In the book “The United States of Europe”, author TR Reid points out that the creation and deployment of the Euro is an astonishing achievement. Although I’m living in a country that does not really embrace this notion (we still have our Swedish “krona”) I must say that I’m impressed too, but also somewhat wondering about what the EU money is spent on.

This is why I was glad to learn about the European Commission’s call on governments to jointly develop a strategy for international cooperation in science and technology. This Communication is one of five policy initiatives planned by the Commission to follow up the 2007 Green Paper "The European Research Area: New Perspectives".
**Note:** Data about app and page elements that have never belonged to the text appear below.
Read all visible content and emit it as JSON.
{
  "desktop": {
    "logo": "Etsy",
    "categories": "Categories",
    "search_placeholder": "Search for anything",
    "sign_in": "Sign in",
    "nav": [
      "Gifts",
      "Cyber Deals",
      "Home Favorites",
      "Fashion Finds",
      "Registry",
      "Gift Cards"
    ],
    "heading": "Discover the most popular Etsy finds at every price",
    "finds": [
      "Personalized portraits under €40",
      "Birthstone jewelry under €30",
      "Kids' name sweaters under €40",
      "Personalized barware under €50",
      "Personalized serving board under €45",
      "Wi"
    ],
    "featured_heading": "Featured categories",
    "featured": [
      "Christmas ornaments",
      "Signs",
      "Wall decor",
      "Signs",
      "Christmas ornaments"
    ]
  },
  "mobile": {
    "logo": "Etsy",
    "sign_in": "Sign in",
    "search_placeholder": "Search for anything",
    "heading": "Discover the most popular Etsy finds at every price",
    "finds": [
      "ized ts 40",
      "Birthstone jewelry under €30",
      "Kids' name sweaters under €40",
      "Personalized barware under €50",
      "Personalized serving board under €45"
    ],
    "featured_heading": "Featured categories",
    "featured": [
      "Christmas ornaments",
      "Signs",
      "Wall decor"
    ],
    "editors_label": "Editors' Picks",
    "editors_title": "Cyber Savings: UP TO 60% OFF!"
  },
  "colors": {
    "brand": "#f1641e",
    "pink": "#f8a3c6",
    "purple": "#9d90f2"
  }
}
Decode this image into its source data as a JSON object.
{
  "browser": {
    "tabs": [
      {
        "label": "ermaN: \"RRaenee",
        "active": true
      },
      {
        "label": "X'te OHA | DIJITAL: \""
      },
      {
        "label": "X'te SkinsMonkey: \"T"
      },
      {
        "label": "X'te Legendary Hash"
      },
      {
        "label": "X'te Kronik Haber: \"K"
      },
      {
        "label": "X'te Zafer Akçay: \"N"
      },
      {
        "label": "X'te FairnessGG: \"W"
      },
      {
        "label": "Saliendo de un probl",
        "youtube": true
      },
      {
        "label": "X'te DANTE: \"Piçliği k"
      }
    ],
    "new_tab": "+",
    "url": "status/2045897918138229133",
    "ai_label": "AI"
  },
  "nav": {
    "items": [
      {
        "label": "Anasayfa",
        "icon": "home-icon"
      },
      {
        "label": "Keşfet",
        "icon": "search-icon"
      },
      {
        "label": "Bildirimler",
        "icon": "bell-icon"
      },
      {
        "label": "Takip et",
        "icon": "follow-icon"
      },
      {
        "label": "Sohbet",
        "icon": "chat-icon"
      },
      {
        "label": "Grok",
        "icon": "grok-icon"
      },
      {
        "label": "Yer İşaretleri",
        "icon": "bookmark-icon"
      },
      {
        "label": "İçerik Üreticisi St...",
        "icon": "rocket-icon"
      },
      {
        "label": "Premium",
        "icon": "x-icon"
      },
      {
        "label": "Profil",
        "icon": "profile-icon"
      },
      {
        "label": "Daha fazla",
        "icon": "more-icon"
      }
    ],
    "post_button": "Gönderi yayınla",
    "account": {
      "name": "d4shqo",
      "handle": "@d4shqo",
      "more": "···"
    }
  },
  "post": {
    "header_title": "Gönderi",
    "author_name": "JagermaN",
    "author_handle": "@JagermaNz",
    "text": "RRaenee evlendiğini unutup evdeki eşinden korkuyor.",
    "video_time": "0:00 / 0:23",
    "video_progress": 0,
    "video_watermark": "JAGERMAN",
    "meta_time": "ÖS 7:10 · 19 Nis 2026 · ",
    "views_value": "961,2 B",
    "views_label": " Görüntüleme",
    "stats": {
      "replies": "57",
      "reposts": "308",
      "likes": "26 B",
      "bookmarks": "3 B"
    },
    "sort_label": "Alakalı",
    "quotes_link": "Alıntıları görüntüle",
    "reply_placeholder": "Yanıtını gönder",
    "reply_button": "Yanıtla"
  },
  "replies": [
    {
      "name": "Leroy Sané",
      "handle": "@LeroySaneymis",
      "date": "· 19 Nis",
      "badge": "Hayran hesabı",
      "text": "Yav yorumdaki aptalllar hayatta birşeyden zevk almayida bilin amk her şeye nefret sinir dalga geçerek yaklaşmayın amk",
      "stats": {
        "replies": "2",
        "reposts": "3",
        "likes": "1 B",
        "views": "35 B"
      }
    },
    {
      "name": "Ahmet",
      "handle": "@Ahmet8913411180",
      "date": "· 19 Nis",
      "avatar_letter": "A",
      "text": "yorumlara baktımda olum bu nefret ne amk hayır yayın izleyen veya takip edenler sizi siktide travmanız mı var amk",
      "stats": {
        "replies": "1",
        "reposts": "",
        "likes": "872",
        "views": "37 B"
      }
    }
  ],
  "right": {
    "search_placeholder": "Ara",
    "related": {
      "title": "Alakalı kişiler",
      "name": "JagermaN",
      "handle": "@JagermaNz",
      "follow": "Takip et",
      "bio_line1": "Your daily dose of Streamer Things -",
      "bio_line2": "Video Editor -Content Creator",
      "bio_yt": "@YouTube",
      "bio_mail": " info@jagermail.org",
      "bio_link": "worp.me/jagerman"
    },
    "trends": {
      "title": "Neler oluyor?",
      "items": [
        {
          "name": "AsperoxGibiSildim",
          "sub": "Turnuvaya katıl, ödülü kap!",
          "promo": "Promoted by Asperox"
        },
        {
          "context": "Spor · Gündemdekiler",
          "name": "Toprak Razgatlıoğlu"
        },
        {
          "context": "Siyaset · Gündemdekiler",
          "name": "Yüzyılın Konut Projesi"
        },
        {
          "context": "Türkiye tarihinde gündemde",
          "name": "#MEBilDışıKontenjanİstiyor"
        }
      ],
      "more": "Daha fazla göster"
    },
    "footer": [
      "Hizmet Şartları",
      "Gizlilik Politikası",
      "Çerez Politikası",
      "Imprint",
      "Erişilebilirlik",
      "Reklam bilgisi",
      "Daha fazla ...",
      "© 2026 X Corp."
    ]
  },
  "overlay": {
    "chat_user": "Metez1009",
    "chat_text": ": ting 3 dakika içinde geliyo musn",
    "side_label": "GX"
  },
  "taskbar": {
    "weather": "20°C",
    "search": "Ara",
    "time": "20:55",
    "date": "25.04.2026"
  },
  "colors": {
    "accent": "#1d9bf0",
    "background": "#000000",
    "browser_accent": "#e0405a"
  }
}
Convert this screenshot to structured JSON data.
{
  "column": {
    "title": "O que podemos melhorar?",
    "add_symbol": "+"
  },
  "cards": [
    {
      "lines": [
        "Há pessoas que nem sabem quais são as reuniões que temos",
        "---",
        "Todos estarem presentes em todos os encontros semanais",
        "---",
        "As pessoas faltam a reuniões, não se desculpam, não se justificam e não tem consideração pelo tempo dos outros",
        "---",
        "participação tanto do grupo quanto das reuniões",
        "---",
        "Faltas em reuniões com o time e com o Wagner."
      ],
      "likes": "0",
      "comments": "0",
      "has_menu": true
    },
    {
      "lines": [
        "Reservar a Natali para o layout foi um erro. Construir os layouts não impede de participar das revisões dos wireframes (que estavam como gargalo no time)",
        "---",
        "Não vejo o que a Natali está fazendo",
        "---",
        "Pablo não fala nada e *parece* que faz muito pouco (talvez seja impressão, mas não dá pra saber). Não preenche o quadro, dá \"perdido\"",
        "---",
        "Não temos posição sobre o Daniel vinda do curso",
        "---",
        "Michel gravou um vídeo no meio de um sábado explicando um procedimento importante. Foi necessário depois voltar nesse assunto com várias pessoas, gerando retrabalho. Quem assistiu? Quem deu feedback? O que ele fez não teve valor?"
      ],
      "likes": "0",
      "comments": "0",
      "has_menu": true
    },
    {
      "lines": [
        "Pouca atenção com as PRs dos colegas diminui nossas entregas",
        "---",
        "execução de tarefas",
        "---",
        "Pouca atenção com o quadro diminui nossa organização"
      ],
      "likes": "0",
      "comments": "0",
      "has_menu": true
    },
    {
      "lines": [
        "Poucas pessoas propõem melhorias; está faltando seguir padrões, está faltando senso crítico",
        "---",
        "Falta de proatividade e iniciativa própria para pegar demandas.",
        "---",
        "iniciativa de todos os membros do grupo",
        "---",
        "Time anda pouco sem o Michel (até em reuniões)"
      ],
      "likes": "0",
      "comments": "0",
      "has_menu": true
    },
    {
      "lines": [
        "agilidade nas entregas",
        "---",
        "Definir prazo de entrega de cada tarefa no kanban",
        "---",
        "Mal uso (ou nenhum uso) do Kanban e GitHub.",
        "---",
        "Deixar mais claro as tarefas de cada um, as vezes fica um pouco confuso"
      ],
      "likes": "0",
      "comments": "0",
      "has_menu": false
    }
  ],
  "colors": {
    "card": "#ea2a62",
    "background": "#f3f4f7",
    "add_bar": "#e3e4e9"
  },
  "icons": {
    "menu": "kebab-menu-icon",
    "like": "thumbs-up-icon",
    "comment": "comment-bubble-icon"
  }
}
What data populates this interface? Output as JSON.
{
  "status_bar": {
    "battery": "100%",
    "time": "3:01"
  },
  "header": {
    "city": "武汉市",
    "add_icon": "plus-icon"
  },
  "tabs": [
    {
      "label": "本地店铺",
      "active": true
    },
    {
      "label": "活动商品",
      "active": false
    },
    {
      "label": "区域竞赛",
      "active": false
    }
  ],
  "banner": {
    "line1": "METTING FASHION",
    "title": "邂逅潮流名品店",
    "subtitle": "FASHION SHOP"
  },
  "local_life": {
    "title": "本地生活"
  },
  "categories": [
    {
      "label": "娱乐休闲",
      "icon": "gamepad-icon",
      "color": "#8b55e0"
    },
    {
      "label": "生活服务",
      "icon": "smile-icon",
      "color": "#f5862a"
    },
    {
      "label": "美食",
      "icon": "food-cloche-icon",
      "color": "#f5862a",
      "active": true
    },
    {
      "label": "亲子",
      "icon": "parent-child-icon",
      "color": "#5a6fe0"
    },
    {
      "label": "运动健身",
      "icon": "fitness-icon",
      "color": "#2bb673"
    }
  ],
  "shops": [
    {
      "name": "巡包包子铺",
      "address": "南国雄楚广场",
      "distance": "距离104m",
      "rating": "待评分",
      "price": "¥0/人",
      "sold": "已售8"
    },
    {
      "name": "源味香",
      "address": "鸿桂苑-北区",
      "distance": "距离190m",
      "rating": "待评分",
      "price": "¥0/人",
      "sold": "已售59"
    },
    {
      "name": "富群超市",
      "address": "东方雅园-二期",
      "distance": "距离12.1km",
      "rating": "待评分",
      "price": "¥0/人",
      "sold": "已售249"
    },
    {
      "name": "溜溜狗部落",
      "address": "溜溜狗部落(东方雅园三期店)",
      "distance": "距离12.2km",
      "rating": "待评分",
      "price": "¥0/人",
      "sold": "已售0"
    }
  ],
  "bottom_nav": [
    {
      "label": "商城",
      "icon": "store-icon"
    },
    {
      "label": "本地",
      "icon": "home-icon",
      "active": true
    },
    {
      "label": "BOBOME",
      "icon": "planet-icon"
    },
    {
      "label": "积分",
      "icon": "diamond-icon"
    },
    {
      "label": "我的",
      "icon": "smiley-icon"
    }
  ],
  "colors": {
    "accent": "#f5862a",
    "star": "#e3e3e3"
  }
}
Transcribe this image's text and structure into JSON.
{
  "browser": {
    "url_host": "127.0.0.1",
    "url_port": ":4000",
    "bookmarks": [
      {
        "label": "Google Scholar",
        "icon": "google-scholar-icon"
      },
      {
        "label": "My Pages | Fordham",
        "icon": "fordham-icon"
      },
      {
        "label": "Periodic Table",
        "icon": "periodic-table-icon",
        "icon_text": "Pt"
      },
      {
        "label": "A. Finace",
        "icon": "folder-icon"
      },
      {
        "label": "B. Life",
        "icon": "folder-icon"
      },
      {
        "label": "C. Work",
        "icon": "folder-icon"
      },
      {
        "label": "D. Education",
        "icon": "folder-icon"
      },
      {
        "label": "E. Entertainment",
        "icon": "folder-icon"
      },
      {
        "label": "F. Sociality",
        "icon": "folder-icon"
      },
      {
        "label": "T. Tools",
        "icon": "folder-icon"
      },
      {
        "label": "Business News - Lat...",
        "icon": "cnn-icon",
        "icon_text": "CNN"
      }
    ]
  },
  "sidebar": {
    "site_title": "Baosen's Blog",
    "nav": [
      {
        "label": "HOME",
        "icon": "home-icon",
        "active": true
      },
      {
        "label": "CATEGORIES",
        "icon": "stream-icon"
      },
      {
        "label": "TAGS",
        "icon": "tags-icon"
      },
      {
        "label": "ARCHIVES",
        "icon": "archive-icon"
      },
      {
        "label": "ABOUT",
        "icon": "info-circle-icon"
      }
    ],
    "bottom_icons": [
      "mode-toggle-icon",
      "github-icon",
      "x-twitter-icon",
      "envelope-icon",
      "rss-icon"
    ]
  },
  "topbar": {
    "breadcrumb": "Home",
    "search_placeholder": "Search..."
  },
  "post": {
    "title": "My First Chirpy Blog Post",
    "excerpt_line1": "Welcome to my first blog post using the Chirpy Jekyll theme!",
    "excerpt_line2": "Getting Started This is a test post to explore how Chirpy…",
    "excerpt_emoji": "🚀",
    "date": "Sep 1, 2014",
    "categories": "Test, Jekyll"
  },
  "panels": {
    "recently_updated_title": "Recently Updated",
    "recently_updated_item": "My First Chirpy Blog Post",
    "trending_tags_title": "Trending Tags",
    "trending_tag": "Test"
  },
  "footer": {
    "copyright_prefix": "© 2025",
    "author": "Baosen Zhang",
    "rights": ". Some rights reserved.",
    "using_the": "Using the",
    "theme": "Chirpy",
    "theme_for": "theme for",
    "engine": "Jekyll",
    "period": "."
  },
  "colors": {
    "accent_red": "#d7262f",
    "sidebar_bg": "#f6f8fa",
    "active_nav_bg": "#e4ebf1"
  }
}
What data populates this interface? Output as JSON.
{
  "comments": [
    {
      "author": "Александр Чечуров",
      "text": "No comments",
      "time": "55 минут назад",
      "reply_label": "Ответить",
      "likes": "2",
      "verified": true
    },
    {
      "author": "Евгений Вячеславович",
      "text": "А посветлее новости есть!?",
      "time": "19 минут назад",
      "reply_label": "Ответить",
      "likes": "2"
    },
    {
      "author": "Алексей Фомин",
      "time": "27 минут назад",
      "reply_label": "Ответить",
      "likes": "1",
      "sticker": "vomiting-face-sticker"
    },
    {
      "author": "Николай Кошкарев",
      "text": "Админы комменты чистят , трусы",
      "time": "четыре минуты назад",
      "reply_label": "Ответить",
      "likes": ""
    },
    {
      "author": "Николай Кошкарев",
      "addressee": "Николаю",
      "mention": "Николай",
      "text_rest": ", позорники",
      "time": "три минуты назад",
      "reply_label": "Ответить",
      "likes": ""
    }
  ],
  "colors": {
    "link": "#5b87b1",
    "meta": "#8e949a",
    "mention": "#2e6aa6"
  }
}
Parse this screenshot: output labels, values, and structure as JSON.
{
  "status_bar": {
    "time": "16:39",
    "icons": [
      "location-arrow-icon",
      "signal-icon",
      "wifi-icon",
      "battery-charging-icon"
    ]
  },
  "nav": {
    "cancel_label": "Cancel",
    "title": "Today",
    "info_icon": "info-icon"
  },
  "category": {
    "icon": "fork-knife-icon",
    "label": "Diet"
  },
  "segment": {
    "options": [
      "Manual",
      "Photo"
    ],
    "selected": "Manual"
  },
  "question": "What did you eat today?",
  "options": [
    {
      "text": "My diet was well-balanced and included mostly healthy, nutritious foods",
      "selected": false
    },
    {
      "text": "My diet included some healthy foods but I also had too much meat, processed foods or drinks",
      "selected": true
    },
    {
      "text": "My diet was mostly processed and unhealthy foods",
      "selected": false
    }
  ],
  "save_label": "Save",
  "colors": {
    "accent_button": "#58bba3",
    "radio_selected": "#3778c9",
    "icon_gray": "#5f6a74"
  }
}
It will also be interesting to follow what the newly established European Institute of Innovation and Technology can achieve. The first areas covered by the institute are likely to include climate change, renewable energies and the next generation of information and communication technologies which is great, especially when combined (although I have already stated what I think of the concept “green IT”). Let’s hope they also keep an open mind regarding how to collaborate with the world outside Europe.

The Swedish government is also concerned about the climate change, and has proposed an increase of the research budget for the next couple of years. They also want the universities to become better at commercialization and provide funding for the development of supporting infrastructure. However, I think there is much more to the collaboration task than commercialization and would have liked a broader discussion on this, especially taking an international perspective.

International commercial collaboration to support the global development has taken an interesting turn with Bono’s initiative (RED). This is a business model created to raise awareness and money for the Global Fund where some of the world's most known brands team up to produce products branded (RED). The colour red was chosen because it is a sign of emergency. Also Danish MYC4 has the colour red in its logo, indicating perhaps the emergency of investing in small African businesses. This interesting opportunity for everyone to become an investment banker was recently recognized by The Times.

Maybe some of the EU and Swedish research funds could be used to investigate how the next generation of ICT could enhance the collaboration between business and non-for-profit organisations?

Now, if you are really interested in the colour of money I recommend taking a look at Colourlovers. Watching the movie with recently deceased Paul Newman might also help. Or the video clip below by Hollywood Beyond.
Tron ej, vad håglösheten viskar till er,
att striden är för hög för er förmåga,
och att den kämpas ut väl er förutan.
Vad mänsklighetens härlige ha sökt
sitt hela sköna, rika liv igenom,
väl är det värt att sökas av oss alla.

Esaias Tegnér, Epilog 1820